Work task
What is needed is each line of the data below that holds the string "also".
◆ ◆ ◆ ◆ ◆
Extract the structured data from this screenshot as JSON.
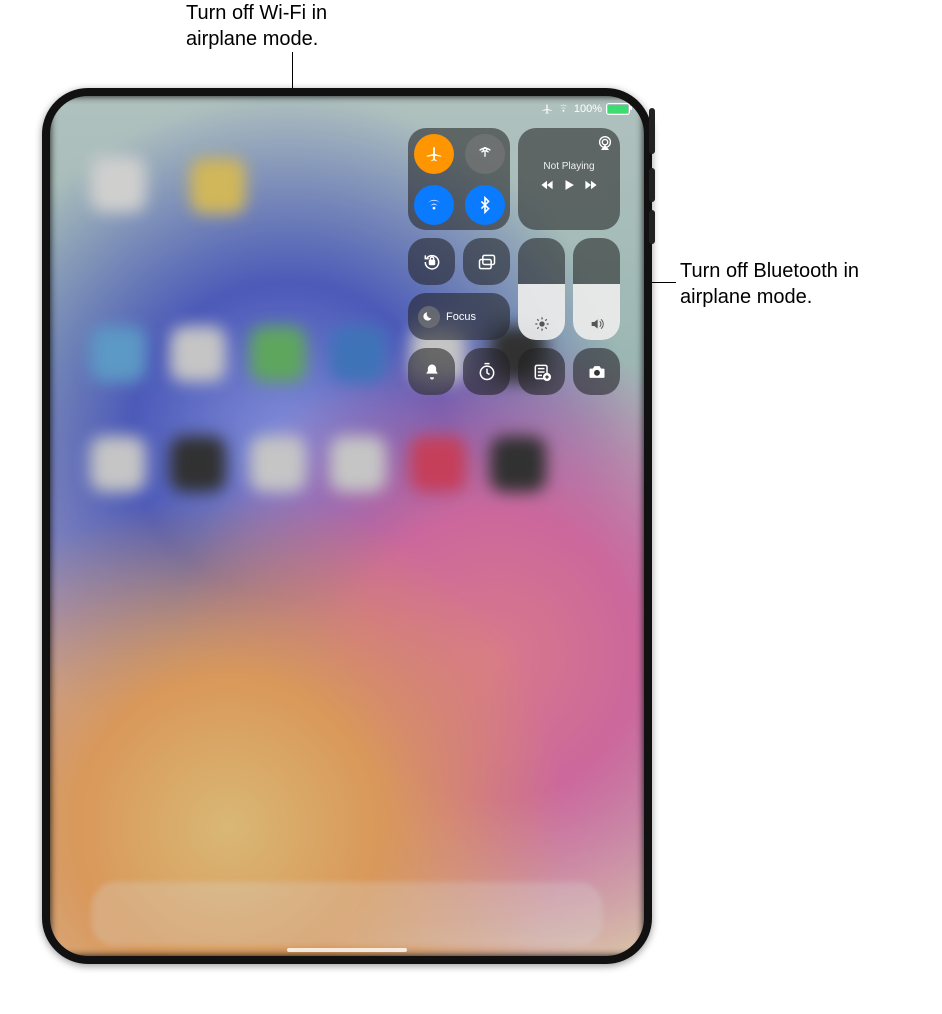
{
  "callouts": {
    "wifi": "Turn off Wi-Fi in airplane mode.",
    "bluetooth": "Turn off Bluetooth in airplane mode."
  },
  "status": {
    "battery_pct": "100%"
  },
  "control_center": {
    "connectivity": {
      "airplane_mode": {
        "on": true
      },
      "cellular": {
        "on": false
      },
      "wifi": {
        "on": true
      },
      "bluetooth": {
        "on": true
      }
    },
    "media": {
      "now_playing": "Not Playing"
    },
    "focus": {
      "label": "Focus"
    },
    "sliders": {
      "brightness_pct": 55,
      "volume_pct": 55
    }
  }
}
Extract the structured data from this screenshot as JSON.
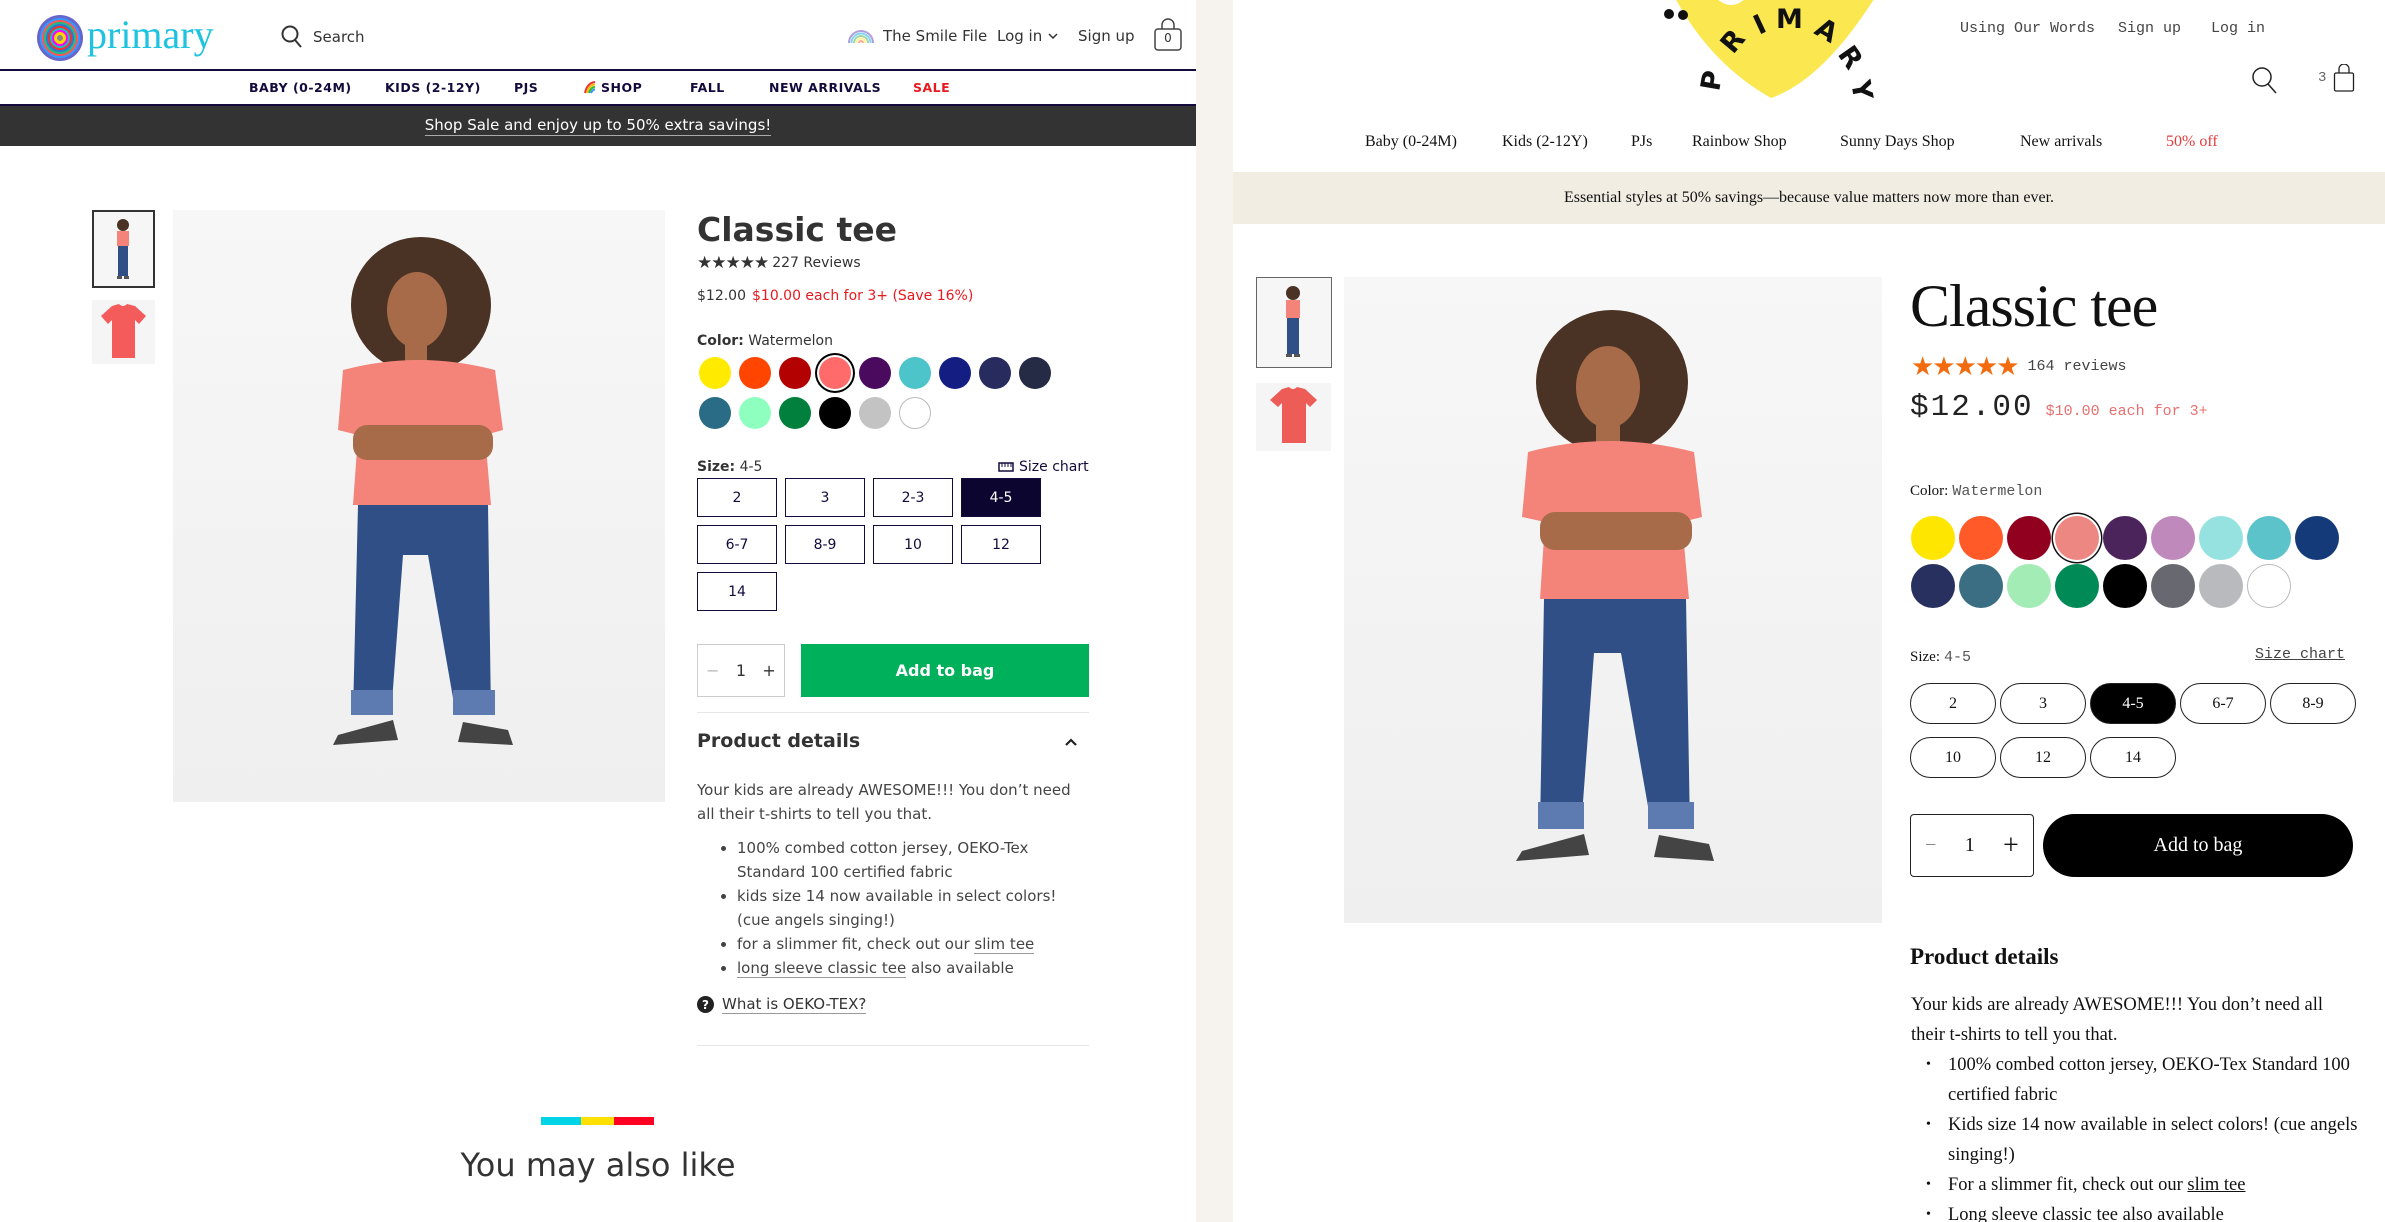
{
  "left": {
    "logo_text": "primary",
    "search_label": "Search",
    "top_links": {
      "smile_file": "The Smile File",
      "log_in": "Log in",
      "sign_up": "Sign up",
      "bag_count": "0"
    },
    "nav": [
      {
        "label": "BABY (0-24M)"
      },
      {
        "label": "KIDS (2-12Y)"
      },
      {
        "label": "PJS"
      },
      {
        "label": "SHOP"
      },
      {
        "label": "FALL"
      },
      {
        "label": "NEW ARRIVALS"
      },
      {
        "label": "SALE"
      }
    ],
    "banner": "Shop Sale and enjoy up to 50% extra savings!",
    "product": {
      "title": "Classic tee",
      "rating": 5,
      "reviews": "227 Reviews",
      "price": "$12.00",
      "sale_price": "$10.00 each for 3+ (Save 16%)",
      "color_label": "Color:",
      "color_value": "Watermelon",
      "swatches": [
        {
          "name": "yellow",
          "hex": "#ffea00"
        },
        {
          "name": "orange",
          "hex": "#ff4500"
        },
        {
          "name": "red",
          "hex": "#b30000"
        },
        {
          "name": "watermelon",
          "hex": "#ff6b6b",
          "selected": true
        },
        {
          "name": "purple",
          "hex": "#4a0a5e"
        },
        {
          "name": "turquoise",
          "hex": "#4cc4c9"
        },
        {
          "name": "royal-blue",
          "hex": "#141e82"
        },
        {
          "name": "navy",
          "hex": "#272b5e"
        },
        {
          "name": "midnight",
          "hex": "#252a45"
        },
        {
          "name": "teal-blue",
          "hex": "#2a6c86"
        },
        {
          "name": "mint",
          "hex": "#8fffc0"
        },
        {
          "name": "green",
          "hex": "#00803c"
        },
        {
          "name": "black",
          "hex": "#000000"
        },
        {
          "name": "grey",
          "hex": "#c3c3c3"
        },
        {
          "name": "white",
          "hex": "#ffffff"
        }
      ],
      "size_label": "Size:",
      "size_value": "4-5",
      "size_chart": "Size chart",
      "sizes": [
        {
          "label": "2"
        },
        {
          "label": "3"
        },
        {
          "label": "2-3"
        },
        {
          "label": "4-5",
          "selected": true
        },
        {
          "label": "6-7"
        },
        {
          "label": "8-9"
        },
        {
          "label": "10"
        },
        {
          "label": "12"
        },
        {
          "label": "14"
        }
      ],
      "quantity": "1",
      "qty_minus": "−",
      "qty_plus": "+",
      "add_to_bag": "Add to bag",
      "details_title": "Product details",
      "details_intro": "Your kids are already AWESOME!!! You don’t need all their t-shirts to tell you that.",
      "bullets": {
        "b1": "100% combed cotton jersey, OEKO-Tex Standard 100 certified fabric",
        "b2": "kids size 14 now available in select colors! (cue angels singing!)",
        "b3_text": "for a slimmer fit, check out our ",
        "b3_link": "slim tee",
        "b4_link": "long sleeve classic tee",
        "b4_text": " also available"
      },
      "oeko_link": "What is OEKO-TEX?"
    },
    "you_may_also_like": "You may also like",
    "accent_colors": {
      "cyan": "#00d4e6",
      "yellow": "#ffe000",
      "red": "#ff0022",
      "green_button": "#00b05a",
      "sale_red": "#e8191f"
    }
  },
  "right": {
    "logo_text": "PRIMARY",
    "top_links": {
      "using_our_words": "Using Our Words",
      "sign_up": "Sign up",
      "log_in": "Log in",
      "bag_count": "3"
    },
    "nav": [
      {
        "label": "Baby (0-24M)"
      },
      {
        "label": "Kids (2-12Y)"
      },
      {
        "label": "PJs"
      },
      {
        "label": "Rainbow Shop"
      },
      {
        "label": "Sunny Days Shop"
      },
      {
        "label": "New arrivals"
      },
      {
        "label": "50% off"
      }
    ],
    "banner": "Essential styles at 50% savings—because value matters now more than ever.",
    "product": {
      "title": "Classic tee",
      "rating": 5,
      "reviews": "164 reviews",
      "price": "$12.00",
      "sale_price": "$10.00 each for 3+",
      "color_label": "Color:",
      "color_value": "Watermelon",
      "swatches": [
        {
          "name": "yellow",
          "hex": "#ffe600"
        },
        {
          "name": "orange",
          "hex": "#ff5a28"
        },
        {
          "name": "red",
          "hex": "#920020"
        },
        {
          "name": "watermelon",
          "hex": "#ec8782",
          "selected": true
        },
        {
          "name": "purple",
          "hex": "#4c245c"
        },
        {
          "name": "lilac",
          "hex": "#c089bb"
        },
        {
          "name": "aqua",
          "hex": "#96e2e0"
        },
        {
          "name": "turquoise",
          "hex": "#5cc3cb"
        },
        {
          "name": "royal-blue",
          "hex": "#153a7a"
        },
        {
          "name": "navy",
          "hex": "#27305e"
        },
        {
          "name": "teal-blue",
          "hex": "#3b6e82"
        },
        {
          "name": "mint",
          "hex": "#a3ecb6"
        },
        {
          "name": "green",
          "hex": "#008a55"
        },
        {
          "name": "black",
          "hex": "#000000"
        },
        {
          "name": "charcoal",
          "hex": "#686870"
        },
        {
          "name": "grey",
          "hex": "#b9babd"
        },
        {
          "name": "white",
          "hex": "#ffffff"
        }
      ],
      "size_label": "Size:",
      "size_value": "4-5",
      "size_chart": "Size chart",
      "sizes": [
        {
          "label": "2"
        },
        {
          "label": "3"
        },
        {
          "label": "4-5",
          "selected": true
        },
        {
          "label": "6-7"
        },
        {
          "label": "8-9"
        },
        {
          "label": "10"
        },
        {
          "label": "12"
        },
        {
          "label": "14"
        }
      ],
      "quantity": "1",
      "qty_minus": "−",
      "qty_plus": "+",
      "add_to_bag": "Add to bag",
      "details_title": "Product details",
      "details_intro": "Your kids are already AWESOME!!! You don’t need all their t-shirts to tell you that.",
      "bullets": {
        "b1": "100% combed cotton jersey, OEKO-Tex Standard 100 certified fabric",
        "b2": "Kids size 14 now available in select colors! (cue angels singing!)",
        "b3_text": "For a slimmer fit, check out our ",
        "b3_link": "slim tee",
        "b4": "Long sleeve classic tee also available"
      }
    },
    "accent_colors": {
      "logo_yellow": "#fbe74f",
      "star_orange": "#f26b0f",
      "sale_red": "#e23b3b",
      "banner_bg": "#f1ede3"
    }
  }
}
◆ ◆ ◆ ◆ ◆
Expected answer
        "b4_text": " also available"
    "you_may_also_like": "You may also like",
        "b4": "Long sleeve classic tee also available"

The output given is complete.